Instructions for the task: Set down all of the records exactly.

Data supplied:

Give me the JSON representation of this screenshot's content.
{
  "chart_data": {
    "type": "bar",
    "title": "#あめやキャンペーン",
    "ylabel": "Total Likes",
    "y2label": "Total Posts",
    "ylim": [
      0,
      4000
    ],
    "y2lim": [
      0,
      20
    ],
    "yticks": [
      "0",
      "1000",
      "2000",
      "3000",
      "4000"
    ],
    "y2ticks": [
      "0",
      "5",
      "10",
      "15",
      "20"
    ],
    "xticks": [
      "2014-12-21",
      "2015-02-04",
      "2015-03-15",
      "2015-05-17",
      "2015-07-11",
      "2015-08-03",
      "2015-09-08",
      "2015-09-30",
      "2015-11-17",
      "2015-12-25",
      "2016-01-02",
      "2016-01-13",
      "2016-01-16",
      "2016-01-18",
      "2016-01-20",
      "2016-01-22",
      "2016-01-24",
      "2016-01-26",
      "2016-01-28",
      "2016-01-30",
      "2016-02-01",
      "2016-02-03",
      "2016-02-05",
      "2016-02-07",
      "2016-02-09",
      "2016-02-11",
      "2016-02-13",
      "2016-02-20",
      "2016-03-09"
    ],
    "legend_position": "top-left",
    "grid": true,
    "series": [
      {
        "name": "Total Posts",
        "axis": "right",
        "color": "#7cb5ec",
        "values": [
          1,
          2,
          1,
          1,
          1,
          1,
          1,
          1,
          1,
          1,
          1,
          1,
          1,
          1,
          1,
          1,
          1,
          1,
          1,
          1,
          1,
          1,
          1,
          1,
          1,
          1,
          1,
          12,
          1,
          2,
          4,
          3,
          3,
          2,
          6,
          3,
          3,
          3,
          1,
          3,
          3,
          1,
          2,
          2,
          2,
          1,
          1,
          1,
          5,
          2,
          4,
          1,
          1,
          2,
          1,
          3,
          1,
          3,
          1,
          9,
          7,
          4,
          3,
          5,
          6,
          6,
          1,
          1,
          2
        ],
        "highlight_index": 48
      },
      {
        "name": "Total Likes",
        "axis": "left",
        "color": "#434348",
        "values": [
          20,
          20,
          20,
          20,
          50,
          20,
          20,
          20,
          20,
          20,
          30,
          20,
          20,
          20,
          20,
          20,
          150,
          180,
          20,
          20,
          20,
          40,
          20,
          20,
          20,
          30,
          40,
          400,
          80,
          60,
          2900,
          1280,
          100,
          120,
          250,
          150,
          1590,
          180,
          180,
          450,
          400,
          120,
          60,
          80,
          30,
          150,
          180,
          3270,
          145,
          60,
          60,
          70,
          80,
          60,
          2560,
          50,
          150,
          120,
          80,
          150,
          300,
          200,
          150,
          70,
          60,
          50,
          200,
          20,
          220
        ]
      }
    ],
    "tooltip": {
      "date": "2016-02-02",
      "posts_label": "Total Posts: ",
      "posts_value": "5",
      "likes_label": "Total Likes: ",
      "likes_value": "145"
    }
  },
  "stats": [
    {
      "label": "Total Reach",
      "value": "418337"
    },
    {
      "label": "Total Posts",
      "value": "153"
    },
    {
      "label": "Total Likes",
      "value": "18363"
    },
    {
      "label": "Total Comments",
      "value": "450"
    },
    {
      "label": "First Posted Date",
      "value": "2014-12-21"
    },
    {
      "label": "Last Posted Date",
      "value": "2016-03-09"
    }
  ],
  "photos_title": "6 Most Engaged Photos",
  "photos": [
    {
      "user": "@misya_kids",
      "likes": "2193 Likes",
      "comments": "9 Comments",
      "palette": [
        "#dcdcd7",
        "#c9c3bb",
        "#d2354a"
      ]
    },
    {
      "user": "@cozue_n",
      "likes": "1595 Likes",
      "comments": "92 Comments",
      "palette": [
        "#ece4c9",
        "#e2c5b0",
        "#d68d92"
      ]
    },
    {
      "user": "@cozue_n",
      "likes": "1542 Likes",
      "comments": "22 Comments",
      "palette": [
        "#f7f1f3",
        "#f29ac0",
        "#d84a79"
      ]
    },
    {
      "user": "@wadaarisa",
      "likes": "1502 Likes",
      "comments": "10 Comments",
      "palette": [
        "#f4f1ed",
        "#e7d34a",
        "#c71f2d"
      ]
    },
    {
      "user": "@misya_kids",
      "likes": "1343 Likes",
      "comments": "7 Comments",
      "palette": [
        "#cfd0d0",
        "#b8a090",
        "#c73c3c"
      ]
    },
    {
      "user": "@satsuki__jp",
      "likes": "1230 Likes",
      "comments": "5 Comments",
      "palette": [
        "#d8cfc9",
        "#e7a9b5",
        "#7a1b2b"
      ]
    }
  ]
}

Solution to this exercise:
Give me the JSON representation of this screenshot's content.
{
  "chart_data": {
    "type": "bar",
    "title": "#あめやキャンペーン",
    "ylabel": "Total Likes",
    "y2label": "Total Posts",
    "ylim": [
      0,
      4000
    ],
    "y2lim": [
      0,
      20
    ],
    "yticks": [
      "0",
      "1000",
      "2000",
      "3000",
      "4000"
    ],
    "y2ticks": [
      "0",
      "5",
      "10",
      "15",
      "20"
    ],
    "xticks": [
      "2014-12-21",
      "2015-02-04",
      "2015-03-15",
      "2015-05-17",
      "2015-07-11",
      "2015-08-03",
      "2015-09-08",
      "2015-09-30",
      "2015-11-17",
      "2015-12-25",
      "2016-01-02",
      "2016-01-13",
      "2016-01-16",
      "2016-01-18",
      "2016-01-20",
      "2016-01-22",
      "2016-01-24",
      "2016-01-26",
      "2016-01-28",
      "2016-01-30",
      "2016-02-01",
      "2016-02-03",
      "2016-02-05",
      "2016-02-07",
      "2016-02-09",
      "2016-02-11",
      "2016-02-13",
      "2016-02-20",
      "2016-03-09"
    ],
    "legend_position": "top-left",
    "grid": true,
    "series": [
      {
        "name": "Total Posts",
        "axis": "right",
        "color": "#7cb5ec",
        "values": [
          1,
          2,
          1,
          1,
          1,
          1,
          1,
          1,
          1,
          1,
          1,
          1,
          1,
          1,
          1,
          1,
          1,
          1,
          1,
          1,
          1,
          1,
          1,
          1,
          1,
          1,
          1,
          12,
          1,
          2,
          4,
          3,
          3,
          2,
          6,
          3,
          3,
          3,
          1,
          3,
          3,
          1,
          2,
          2,
          2,
          1,
          1,
          1,
          5,
          2,
          4,
          1,
          1,
          2,
          1,
          3,
          1,
          3,
          1,
          9,
          7,
          4,
          3,
          5,
          6,
          6,
          1,
          1,
          2
        ],
        "highlight_index": 48
      },
      {
        "name": "Total Likes",
        "axis": "left",
        "color": "#434348",
        "values": [
          20,
          20,
          20,
          20,
          50,
          20,
          20,
          20,
          20,
          20,
          30,
          20,
          20,
          20,
          20,
          20,
          150,
          180,
          20,
          20,
          20,
          40,
          20,
          20,
          20,
          30,
          40,
          400,
          80,
          60,
          2900,
          1280,
          100,
          120,
          250,
          150,
          1590,
          180,
          180,
          450,
          400,
          120,
          60,
          80,
          30,
          150,
          180,
          3270,
          145,
          60,
          60,
          70,
          80,
          60,
          2560,
          50,
          150,
          120,
          80,
          150,
          300,
          200,
          150,
          70,
          60,
          50,
          200,
          20,
          220
        ]
      }
    ],
    "tooltip": {
      "date": "2016-02-02",
      "posts_label": "Total Posts: ",
      "posts_value": "5",
      "likes_label": "Total Likes: ",
      "likes_value": "145"
    }
  },
  "stats": [
    {
      "label": "Total Reach",
      "value": "418337"
    },
    {
      "label": "Total Posts",
      "value": "153"
    },
    {
      "label": "Total Likes",
      "value": "18363"
    },
    {
      "label": "Total Comments",
      "value": "450"
    },
    {
      "label": "First Posted Date",
      "value": "2014-12-21"
    },
    {
      "label": "Last Posted Date",
      "value": "2016-03-09"
    }
  ],
  "photos_title": "6 Most Engaged Photos",
  "photos": [
    {
      "user": "@misya_kids",
      "likes": "2193 Likes",
      "comments": "9 Comments",
      "palette": [
        "#dcdcd7",
        "#c9c3bb",
        "#d2354a"
      ]
    },
    {
      "user": "@cozue_n",
      "likes": "1595 Likes",
      "comments": "92 Comments",
      "palette": [
        "#ece4c9",
        "#e2c5b0",
        "#d68d92"
      ]
    },
    {
      "user": "@cozue_n",
      "likes": "1542 Likes",
      "comments": "22 Comments",
      "palette": [
        "#f7f1f3",
        "#f29ac0",
        "#d84a79"
      ]
    },
    {
      "user": "@wadaarisa",
      "likes": "1502 Likes",
      "comments": "10 Comments",
      "palette": [
        "#f4f1ed",
        "#e7d34a",
        "#c71f2d"
      ]
    },
    {
      "user": "@misya_kids",
      "likes": "1343 Likes",
      "comments": "7 Comments",
      "palette": [
        "#cfd0d0",
        "#b8a090",
        "#c73c3c"
      ]
    },
    {
      "user": "@satsuki__jp",
      "likes": "1230 Likes",
      "comments": "5 Comments",
      "palette": [
        "#d8cfc9",
        "#e7a9b5",
        "#7a1b2b"
      ]
    }
  ]
}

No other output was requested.